Today, George Njoroge Ngumba, president of the “Jedidia” young people’s group, which looks after the community garden in Kanjuiri, Kenya, tells us about his experience.
When was the Jedidia group set up and why?
We are 15 young people aged between 24 and 32, who live in the Kanjuiri refugee camp. The camp is home to 200 families who were displaced following the post-election violence in Kenya between 2007 and 2008. The Jedidia group was founded in 2012 and was set up as a platform for learning and exchanging ideas. Each of us has had physical and psychological problems due to the violence we were caught up in. Setting up a group seemed to us to be the best way to deal with our painful experiences and at the same time to help one another find sustainable solutions for the future.
Since the group was set up, what activities have you undertaken?
The first initiative we worked on together was a small revolving microcredit fund into which each member paid 60 Kenyan shillings per month (around 50 euro cents). After a year, this modest communal fund made it possible to start small projects to support ourselves, such as rearing chickens.
We then decided to rear sheep: these animals play a very important role because they help keep the land clear by grazing on weeds, as well as providing organic fertilizer for the small pieces of land that we cultivate alongside the tents we live in. We started by buying one and now each member of the group has two sheep.
In 2014, with the funds for young people allocated by the government, we undertook an agricultural project planting potatoes and vegetables: unfortunately the harvest wasn’t good because of poor rainfall.
What role does your Slow Food garden play?
In the Kanjuiri community garden we learn from each other and motivate one another, because we believe that there is strength in unity and that only united can we make progress. When we started, we grew a few varieties but, having become aware of the importance of preserving local biodiversity, we have started to introduce indigenous products that are in harmony with the surrounding environment.
Today, “sukuma wiki” (also known as Chepkilumnda, in the Ark of Taste), onions, spiderwisp (gynandropsis gynandra), amaranth, sweet potatoes, arrowroot, pumpkins, various kinds of beans, including cowpeas, black nightshade and rosemary are grown in the garden.
The Kanjuiri community garden is an example of a garden that was started in difficult circumstances. What drove you to create it?

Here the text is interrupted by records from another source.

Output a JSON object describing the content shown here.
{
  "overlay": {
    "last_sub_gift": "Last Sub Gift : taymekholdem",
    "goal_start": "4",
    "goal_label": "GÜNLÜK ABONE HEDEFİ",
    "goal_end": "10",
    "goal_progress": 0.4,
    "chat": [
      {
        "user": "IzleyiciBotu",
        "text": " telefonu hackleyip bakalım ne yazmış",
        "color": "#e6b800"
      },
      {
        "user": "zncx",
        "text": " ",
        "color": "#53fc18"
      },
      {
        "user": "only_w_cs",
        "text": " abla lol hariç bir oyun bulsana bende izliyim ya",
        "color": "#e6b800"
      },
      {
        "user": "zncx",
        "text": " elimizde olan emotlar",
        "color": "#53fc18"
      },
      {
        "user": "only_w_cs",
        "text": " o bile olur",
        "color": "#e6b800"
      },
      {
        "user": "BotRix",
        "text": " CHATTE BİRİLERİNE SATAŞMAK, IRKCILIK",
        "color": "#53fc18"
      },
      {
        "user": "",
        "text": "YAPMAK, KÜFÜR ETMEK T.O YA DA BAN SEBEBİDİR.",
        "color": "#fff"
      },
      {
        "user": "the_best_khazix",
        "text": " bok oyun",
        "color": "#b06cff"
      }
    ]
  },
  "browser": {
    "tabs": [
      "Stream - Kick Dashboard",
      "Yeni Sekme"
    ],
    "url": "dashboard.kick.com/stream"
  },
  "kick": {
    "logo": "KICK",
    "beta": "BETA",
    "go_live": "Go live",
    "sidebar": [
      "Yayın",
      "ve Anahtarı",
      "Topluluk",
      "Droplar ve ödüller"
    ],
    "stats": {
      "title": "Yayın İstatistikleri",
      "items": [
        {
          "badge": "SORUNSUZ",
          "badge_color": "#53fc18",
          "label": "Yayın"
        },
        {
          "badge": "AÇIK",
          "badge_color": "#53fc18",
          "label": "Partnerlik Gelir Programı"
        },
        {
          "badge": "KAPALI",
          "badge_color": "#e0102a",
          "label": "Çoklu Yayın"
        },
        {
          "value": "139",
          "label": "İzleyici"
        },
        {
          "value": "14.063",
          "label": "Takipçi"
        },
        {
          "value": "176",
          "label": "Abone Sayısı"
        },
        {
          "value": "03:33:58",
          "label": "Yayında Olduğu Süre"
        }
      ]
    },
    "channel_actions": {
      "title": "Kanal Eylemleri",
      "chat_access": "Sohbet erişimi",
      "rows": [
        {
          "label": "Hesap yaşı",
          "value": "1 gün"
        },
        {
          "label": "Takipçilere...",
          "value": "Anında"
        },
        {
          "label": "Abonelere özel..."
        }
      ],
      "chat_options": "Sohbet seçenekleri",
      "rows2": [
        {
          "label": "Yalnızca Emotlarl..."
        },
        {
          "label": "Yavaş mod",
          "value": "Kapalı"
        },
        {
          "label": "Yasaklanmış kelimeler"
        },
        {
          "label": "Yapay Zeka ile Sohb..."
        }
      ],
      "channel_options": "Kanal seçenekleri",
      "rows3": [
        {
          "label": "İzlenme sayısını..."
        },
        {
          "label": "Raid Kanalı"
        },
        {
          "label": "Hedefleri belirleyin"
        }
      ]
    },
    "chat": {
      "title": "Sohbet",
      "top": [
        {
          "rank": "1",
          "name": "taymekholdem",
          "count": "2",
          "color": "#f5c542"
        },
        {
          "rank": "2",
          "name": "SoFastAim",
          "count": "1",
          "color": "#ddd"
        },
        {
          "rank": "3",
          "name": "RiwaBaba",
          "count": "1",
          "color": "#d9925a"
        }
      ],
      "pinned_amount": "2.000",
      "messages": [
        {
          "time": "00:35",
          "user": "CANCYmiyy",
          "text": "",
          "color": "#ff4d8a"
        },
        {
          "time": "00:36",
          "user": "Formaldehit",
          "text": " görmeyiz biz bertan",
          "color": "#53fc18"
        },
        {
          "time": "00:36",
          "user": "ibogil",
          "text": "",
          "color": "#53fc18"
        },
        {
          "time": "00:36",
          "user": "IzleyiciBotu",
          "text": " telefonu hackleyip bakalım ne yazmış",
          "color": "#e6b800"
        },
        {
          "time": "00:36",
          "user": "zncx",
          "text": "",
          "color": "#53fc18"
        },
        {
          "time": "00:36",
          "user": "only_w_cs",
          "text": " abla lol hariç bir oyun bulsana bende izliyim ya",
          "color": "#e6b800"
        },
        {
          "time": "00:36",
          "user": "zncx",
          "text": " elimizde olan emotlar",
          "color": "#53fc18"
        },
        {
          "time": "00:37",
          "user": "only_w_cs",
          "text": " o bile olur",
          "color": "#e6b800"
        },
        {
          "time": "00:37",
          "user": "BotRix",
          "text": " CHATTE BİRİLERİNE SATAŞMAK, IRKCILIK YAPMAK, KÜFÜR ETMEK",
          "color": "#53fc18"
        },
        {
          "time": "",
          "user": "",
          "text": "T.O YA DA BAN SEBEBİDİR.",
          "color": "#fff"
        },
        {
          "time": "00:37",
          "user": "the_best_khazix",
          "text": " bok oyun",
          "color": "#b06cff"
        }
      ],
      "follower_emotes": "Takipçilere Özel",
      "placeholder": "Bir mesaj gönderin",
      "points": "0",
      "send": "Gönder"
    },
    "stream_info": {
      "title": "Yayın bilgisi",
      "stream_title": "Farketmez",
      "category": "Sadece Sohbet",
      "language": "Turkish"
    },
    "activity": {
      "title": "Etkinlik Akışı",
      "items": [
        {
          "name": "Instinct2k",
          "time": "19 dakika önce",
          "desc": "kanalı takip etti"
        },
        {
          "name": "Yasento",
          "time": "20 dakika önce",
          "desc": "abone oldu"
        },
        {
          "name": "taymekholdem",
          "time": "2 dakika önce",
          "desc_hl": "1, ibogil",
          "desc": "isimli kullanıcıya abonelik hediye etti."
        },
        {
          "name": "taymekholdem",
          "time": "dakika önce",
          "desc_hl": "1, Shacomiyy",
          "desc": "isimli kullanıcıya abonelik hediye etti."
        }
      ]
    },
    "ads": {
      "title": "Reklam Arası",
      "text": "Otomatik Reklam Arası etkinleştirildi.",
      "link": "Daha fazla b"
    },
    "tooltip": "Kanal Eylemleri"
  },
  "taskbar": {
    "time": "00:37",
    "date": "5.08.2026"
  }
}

Sharing common problems, all being Internally Displaced People, is something that unites us. Self-motivation is what guides us, spurred on by our common solidarity.
Another motivating factor was certainly involvement in the 10,000 gardens in Africa project. What we learned during the training made us understand how much we can do to make ourselves self-sufficient and ensure our own food security, without necessarily being dependent on government food aid. All the members of the group also cultivate small individual pieces of land to guarantee a secure food source for themselves, replicating their experience in the community garden.
What problems do you face, having chosen sustainable cultivation methods?
We face a number of challenges. The main challenge is variations in rainfall, which is also a consequence of climate change. In addition, although we have learned natural methods to combat pests, plant diseases are also a problem.
What are your plans for the future and what message would you like to give to young people like you?
As Internally Displaced People, our dream is to be able to buy land to divide between us equally, where we can produce food to sustain ourselves. We also plan to diversify production in our community garden to make it an open-air classroom, where we can educate the local community. We would like to be a model for other groups of young people. The message that we want to spread is that everyone has the right to food and that food is closely linked to the cultural roots of every community.